Martin and Fenoy announced last week that they were creating these offices, but Carlos Ensinck, president of the Bar Association of Rosario, filed the complaint arguing that the two archdioceses are trying to “supplant the Public Prosecutors’ Office, which is the body to where one must report a crime.”
According to the lawyer, the Church creating an office to report cases of abuse is equivalent “abolishing the rule of law.”
Ensinck told local newspaper La Capital that he had learned of the system for receiving reports and allegations of abuse through the website of the Archdiocese of Rosario, when it announced the creation of the new office on July 8. The office in Rosario is run by two lay women.
The lawyer says that it’s “very questionable” that Church personnel should be in charge of managing complaints against priests and other religious.
In his motu proprio of May 2019, Pope Francis specifically tells bishops “may we all be aware of the duty to report abuse to the competent authorities and to cooperate with them in prevention activities; every abuse or maltreatment of minors or vulnerable persons must be pursued by law; the victims of exploitation, sexual abuse or maltreatment and their families should have the right to be welcomed, listened to and accompanied; the victims and their families should be offered suitable pastoral care and adequate spiritual, medical, psychological and legal support; the accused should be guaranteed the right to a fair and impartial trial, including the presumption of innocence, with respect for the principles of the rule of law and proportionality in sentencing.”
As for the perpetrators of such crimes, Pope Francis stated that those convicted of “abusing a child or a vulnerable person must be removed from office and offered adequate spiritual and psychological rehabilitation, also for the purposes of re-entering society; everything must be done to rehabilitate the good name of those who have been unjustly accused.”
In a letter signed by Martin and Monsignor Emilio Cardarelli, the vicar general of the diocese of Rosario, the archdiocese says that the “implementation of the system for receiving reports” does not in any way intend to replace the office of the prosecutor in receiving criminal complaints.
The letter emphasizes that there is no attempt to substitute the “area of competence of the state,” and explains that it sought to “adopt administrative and disciplinary decisions within its own scope of action.”
The letter was read at every Mass in the archdiocese on Sunday.
The weekend statement highlights that the implementation of the new office is at the request of Pope Francis, the highest authority of the Catholic Church.
In the communication, the archdiocese stated that “the Church, as regards the possible legal consequences, abides by and assumes what Justice decides, which is the only one competent for that purpose and the one to which one must go [to file an allegation].”

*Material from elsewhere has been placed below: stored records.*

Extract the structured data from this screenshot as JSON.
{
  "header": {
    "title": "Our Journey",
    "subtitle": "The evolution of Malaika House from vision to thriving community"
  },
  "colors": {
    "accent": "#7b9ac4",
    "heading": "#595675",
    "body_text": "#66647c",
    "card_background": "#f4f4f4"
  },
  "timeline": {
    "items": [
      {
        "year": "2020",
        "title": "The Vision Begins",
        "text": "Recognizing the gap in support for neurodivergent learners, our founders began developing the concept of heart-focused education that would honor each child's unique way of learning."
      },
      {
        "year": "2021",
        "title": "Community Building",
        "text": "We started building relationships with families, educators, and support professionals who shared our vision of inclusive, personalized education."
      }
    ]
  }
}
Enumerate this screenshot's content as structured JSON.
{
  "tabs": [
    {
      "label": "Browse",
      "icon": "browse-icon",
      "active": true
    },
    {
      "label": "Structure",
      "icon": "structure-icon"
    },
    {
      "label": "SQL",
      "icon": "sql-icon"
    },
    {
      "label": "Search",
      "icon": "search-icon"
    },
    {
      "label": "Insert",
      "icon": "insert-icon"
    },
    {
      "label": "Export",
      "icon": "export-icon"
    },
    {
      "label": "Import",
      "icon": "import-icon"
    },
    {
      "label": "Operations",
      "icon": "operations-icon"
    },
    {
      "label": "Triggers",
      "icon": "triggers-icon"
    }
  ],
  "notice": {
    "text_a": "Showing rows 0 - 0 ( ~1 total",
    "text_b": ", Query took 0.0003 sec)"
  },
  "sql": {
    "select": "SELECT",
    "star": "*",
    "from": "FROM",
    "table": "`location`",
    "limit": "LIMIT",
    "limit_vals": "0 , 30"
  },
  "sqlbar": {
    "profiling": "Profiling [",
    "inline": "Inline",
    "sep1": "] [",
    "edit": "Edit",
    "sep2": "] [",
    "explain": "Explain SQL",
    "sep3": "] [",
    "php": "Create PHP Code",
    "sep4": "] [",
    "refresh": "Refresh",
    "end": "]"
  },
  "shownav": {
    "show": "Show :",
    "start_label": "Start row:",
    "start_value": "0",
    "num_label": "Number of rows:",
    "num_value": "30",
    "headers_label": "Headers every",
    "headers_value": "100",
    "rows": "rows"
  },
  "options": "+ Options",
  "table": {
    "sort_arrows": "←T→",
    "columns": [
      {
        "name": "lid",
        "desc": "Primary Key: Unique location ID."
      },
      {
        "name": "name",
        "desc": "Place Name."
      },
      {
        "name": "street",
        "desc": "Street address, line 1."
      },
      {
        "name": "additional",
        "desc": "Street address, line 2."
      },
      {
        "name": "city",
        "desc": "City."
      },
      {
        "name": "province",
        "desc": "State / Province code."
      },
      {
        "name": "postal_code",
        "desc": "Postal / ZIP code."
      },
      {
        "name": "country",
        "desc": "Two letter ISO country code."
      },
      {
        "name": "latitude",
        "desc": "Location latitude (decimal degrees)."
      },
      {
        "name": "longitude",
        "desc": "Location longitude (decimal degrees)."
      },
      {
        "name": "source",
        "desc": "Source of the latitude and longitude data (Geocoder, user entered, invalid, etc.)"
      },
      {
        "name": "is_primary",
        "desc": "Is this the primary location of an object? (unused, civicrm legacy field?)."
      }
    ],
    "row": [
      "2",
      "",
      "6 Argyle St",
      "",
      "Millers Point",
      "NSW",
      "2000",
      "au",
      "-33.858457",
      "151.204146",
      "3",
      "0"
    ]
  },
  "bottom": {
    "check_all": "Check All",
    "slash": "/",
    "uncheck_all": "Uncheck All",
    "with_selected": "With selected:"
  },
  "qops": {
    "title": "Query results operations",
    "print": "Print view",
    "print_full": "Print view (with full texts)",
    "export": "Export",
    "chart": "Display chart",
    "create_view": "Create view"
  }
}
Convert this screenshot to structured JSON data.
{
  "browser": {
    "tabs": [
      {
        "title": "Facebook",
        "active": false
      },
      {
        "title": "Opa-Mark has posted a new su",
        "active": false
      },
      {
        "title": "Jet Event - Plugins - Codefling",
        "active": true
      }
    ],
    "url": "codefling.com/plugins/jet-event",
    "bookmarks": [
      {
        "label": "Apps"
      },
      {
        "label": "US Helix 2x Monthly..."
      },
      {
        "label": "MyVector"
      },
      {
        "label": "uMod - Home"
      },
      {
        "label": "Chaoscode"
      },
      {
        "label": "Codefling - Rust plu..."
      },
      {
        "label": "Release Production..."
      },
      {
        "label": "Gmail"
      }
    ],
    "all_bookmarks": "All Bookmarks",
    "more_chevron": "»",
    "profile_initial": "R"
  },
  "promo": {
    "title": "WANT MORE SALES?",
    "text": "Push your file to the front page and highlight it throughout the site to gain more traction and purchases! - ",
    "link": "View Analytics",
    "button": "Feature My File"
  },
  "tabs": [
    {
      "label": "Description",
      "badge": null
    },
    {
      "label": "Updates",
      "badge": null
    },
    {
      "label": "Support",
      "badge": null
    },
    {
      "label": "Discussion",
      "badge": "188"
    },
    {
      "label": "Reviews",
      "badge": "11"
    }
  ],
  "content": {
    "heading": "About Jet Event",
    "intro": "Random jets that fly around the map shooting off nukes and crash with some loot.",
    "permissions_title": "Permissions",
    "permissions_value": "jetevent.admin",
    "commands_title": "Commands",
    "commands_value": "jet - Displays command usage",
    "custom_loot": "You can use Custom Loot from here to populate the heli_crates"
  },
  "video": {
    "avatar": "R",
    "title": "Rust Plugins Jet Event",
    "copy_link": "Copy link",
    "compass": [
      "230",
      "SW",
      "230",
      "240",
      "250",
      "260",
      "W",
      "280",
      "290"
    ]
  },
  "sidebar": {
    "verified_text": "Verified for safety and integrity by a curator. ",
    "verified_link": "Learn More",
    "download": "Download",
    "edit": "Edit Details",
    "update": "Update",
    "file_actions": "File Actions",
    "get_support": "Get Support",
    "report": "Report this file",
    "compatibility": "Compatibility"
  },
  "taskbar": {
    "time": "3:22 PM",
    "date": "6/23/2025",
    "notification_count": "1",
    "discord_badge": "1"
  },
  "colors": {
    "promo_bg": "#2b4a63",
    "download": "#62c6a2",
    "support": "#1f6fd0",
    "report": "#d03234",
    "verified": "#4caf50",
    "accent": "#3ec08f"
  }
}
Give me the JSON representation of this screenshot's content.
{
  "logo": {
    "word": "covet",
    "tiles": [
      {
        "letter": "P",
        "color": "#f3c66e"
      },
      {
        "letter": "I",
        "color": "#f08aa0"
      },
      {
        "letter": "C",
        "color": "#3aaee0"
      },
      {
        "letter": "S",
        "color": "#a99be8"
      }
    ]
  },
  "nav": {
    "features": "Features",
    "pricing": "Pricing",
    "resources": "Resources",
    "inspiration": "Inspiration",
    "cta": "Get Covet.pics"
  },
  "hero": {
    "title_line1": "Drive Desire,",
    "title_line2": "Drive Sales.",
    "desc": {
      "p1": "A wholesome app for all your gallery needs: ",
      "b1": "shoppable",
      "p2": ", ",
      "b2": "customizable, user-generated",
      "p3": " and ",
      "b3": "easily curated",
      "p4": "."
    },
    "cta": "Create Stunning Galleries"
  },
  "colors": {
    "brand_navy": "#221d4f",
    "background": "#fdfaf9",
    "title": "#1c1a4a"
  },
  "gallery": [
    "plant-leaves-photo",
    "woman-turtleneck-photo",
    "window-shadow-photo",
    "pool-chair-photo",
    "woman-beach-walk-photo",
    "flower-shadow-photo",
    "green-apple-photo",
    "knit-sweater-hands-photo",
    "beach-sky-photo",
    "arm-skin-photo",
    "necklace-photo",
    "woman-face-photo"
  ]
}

Two lawyers from Rosario, both former presidents of the local bar association, released a statement on Tuesday describing the decision by Ensinck to denounce the archbishops as “inexcusable ignorance.”
“The assumption that the accused is usurping the proper functions of the State is grotesque,” says the letter signed by Ignacio Del Vecchio and Arturo Araujo. “It would have been enough to dispel that confusion – which only he has – to understand the obvious: There are two areas to judge these facts. The jurisdictional, civil or criminal one, and the internal one of the Catholic Church.”
Follow Inés San Martín on Twitter: @inesanma